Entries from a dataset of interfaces
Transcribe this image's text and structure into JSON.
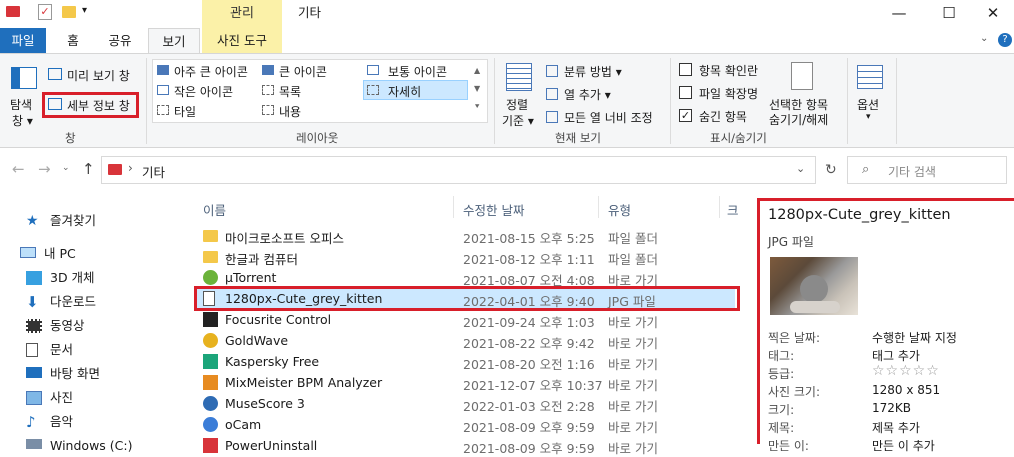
{
  "window": {
    "title": "기타",
    "contextual_tab_group": "관리",
    "minimize": "—",
    "maximize": "☐",
    "close": "✕"
  },
  "tabs": [
    "파일",
    "홈",
    "공유",
    "보기",
    "사진 도구"
  ],
  "ribbon": {
    "pane": {
      "nav_pane_line1": "탐색",
      "nav_pane_line2": "창 ▾",
      "preview_pane": "미리 보기 창",
      "details_pane": "세부 정보 창",
      "label": "창"
    },
    "layout": {
      "items": [
        "아주 큰 아이콘",
        "큰 아이콘",
        "보통 아이콘",
        "작은 아이콘",
        "목록",
        "자세히",
        "타일",
        "내용"
      ],
      "label": "레이아웃"
    },
    "current_view": {
      "sort_line1": "정렬",
      "sort_line2": "기준 ▾",
      "group_by": "분류 방법 ▾",
      "add_columns": "열 추가 ▾",
      "size_all_columns": "모든 열 너비 조정",
      "label": "현재 보기"
    },
    "show_hide": {
      "item_checkboxes": "항목 확인란",
      "file_extensions": "파일 확장명",
      "hidden_items": "숨긴 항목",
      "hide_selected_line1": "선택한 항목",
      "hide_selected_line2": "숨기기/해제",
      "label": "표시/숨기기"
    },
    "options": "옵션"
  },
  "address": {
    "path": "기타",
    "search_placeholder": "기타 검색"
  },
  "nav": [
    "즐겨찾기",
    "내 PC",
    "3D 개체",
    "다운로드",
    "동영상",
    "문서",
    "바탕 화면",
    "사진",
    "음악",
    "Windows (C:)"
  ],
  "columns": [
    "이름",
    "수정한 날짜",
    "유형",
    "크"
  ],
  "files": [
    {
      "name": "마이크로소프트 오피스",
      "date": "2021-08-15 오후 5:25",
      "type": "파일 폴더"
    },
    {
      "name": "한글과 컴퓨터",
      "date": "2021-08-12 오후 1:11",
      "type": "파일 폴더"
    },
    {
      "name": "µTorrent",
      "date": "2021-08-07 오전 4:08",
      "type": "바로 가기"
    },
    {
      "name": "1280px-Cute_grey_kitten",
      "date": "2022-04-01 오후 9:40",
      "type": "JPG 파일"
    },
    {
      "name": "Focusrite Control",
      "date": "2021-09-24 오후 1:03",
      "type": "바로 가기"
    },
    {
      "name": "GoldWave",
      "date": "2021-08-22 오후 9:42",
      "type": "바로 가기"
    },
    {
      "name": "Kaspersky Free",
      "date": "2021-08-20 오전 1:16",
      "type": "바로 가기"
    },
    {
      "name": "MixMeister BPM Analyzer",
      "date": "2021-12-07 오후 10:37",
      "type": "바로 가기"
    },
    {
      "name": "MuseScore 3",
      "date": "2022-01-03 오전 2:28",
      "type": "바로 가기"
    },
    {
      "name": "oCam",
      "date": "2021-08-09 오후 9:59",
      "type": "바로 가기"
    },
    {
      "name": "PowerUninstall",
      "date": "2021-08-09 오후 9:59",
      "type": "바로 가기"
    }
  ],
  "details": {
    "filename": "1280px-Cute_grey_kitten",
    "filetype": "JPG 파일",
    "props": [
      {
        "k": "찍은 날짜:",
        "v": "수행한 날짜 지정"
      },
      {
        "k": "태그:",
        "v": "태그 추가"
      },
      {
        "k": "등급:",
        "v": "☆☆☆☆☆"
      },
      {
        "k": "사진 크기:",
        "v": "1280 x 851"
      },
      {
        "k": "크기:",
        "v": "172KB"
      },
      {
        "k": "제목:",
        "v": "제목 추가"
      },
      {
        "k": "만든 이:",
        "v": "만든 이 추가"
      }
    ]
  }
}
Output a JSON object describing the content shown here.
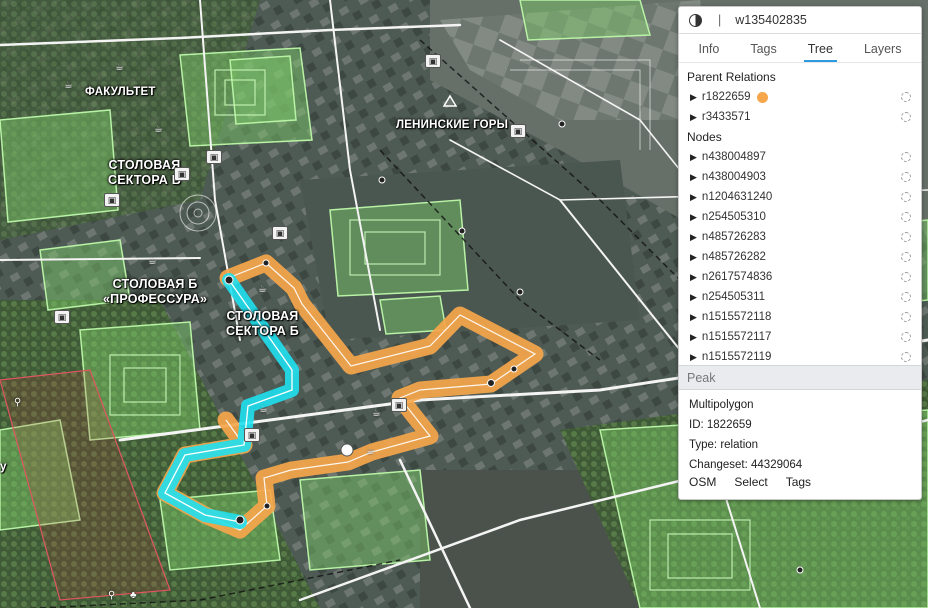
{
  "map": {
    "labels": {
      "fakultet": "ФАКУЛЬТЕТ",
      "leninskie_gory": "ЛЕНИНСКИЕ ГОРЫ",
      "stolovaya_v_1": "СТОЛОВАЯ",
      "stolovaya_v_2": "СЕКТОРА В",
      "stolovaya_b_prof_1": "СТОЛОВАЯ Б",
      "stolovaya_b_prof_2": "«ПРОФЕССУРА»",
      "stolovaya_sb_1": "СТОЛОВАЯ",
      "stolovaya_sb_2": "СЕКТОРА Б",
      "edge_left": "у"
    },
    "colors": {
      "selection": "#f6a64b",
      "highlight": "#1fe0f0",
      "park": "#7ecf6a"
    }
  },
  "panel": {
    "entity_id": "w135402835",
    "tabs": [
      "Info",
      "Tags",
      "Tree",
      "Layers"
    ],
    "active_tab": "Tree",
    "parent_relations_title": "Parent Relations",
    "parent_relations": [
      "r1822659",
      "r3433571"
    ],
    "nodes_title": "Nodes",
    "nodes": [
      "n438004897",
      "n438004903",
      "n1204631240",
      "n254505310",
      "n485726283",
      "n485726282",
      "n2617574836",
      "n254505311",
      "n1515572118",
      "n1515572117",
      "n1515572119"
    ],
    "peak_title": "Peak",
    "peak": {
      "type_name": "Multipolygon",
      "id_line": "ID: 1822659",
      "type_line": "Type: relation",
      "changeset_line": "Changeset: 44329064",
      "links": [
        "OSM",
        "Select",
        "Tags"
      ]
    }
  }
}
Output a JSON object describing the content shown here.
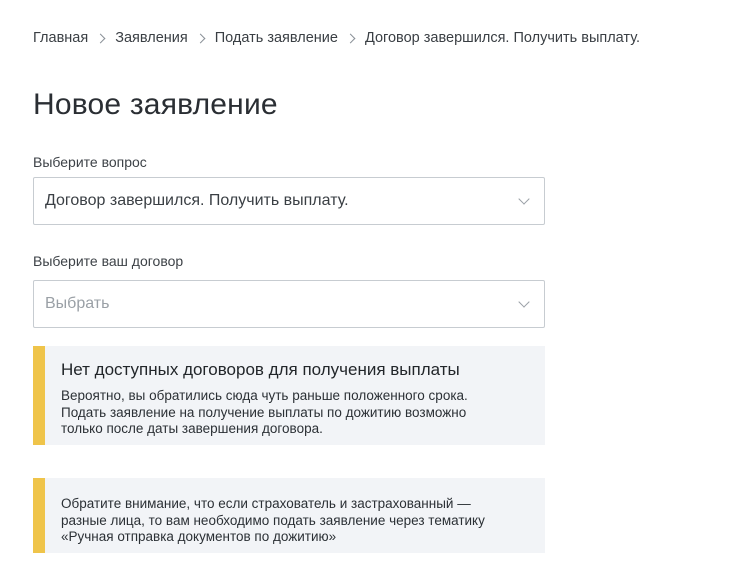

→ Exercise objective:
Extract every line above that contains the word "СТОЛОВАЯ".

→ Expected answer:
      "stolovaya_v_1": "СТОЛОВАЯ",
      "stolovaya_b_prof_1": "СТОЛОВАЯ Б",
      "stolovaya_sb_1": "СТОЛОВАЯ",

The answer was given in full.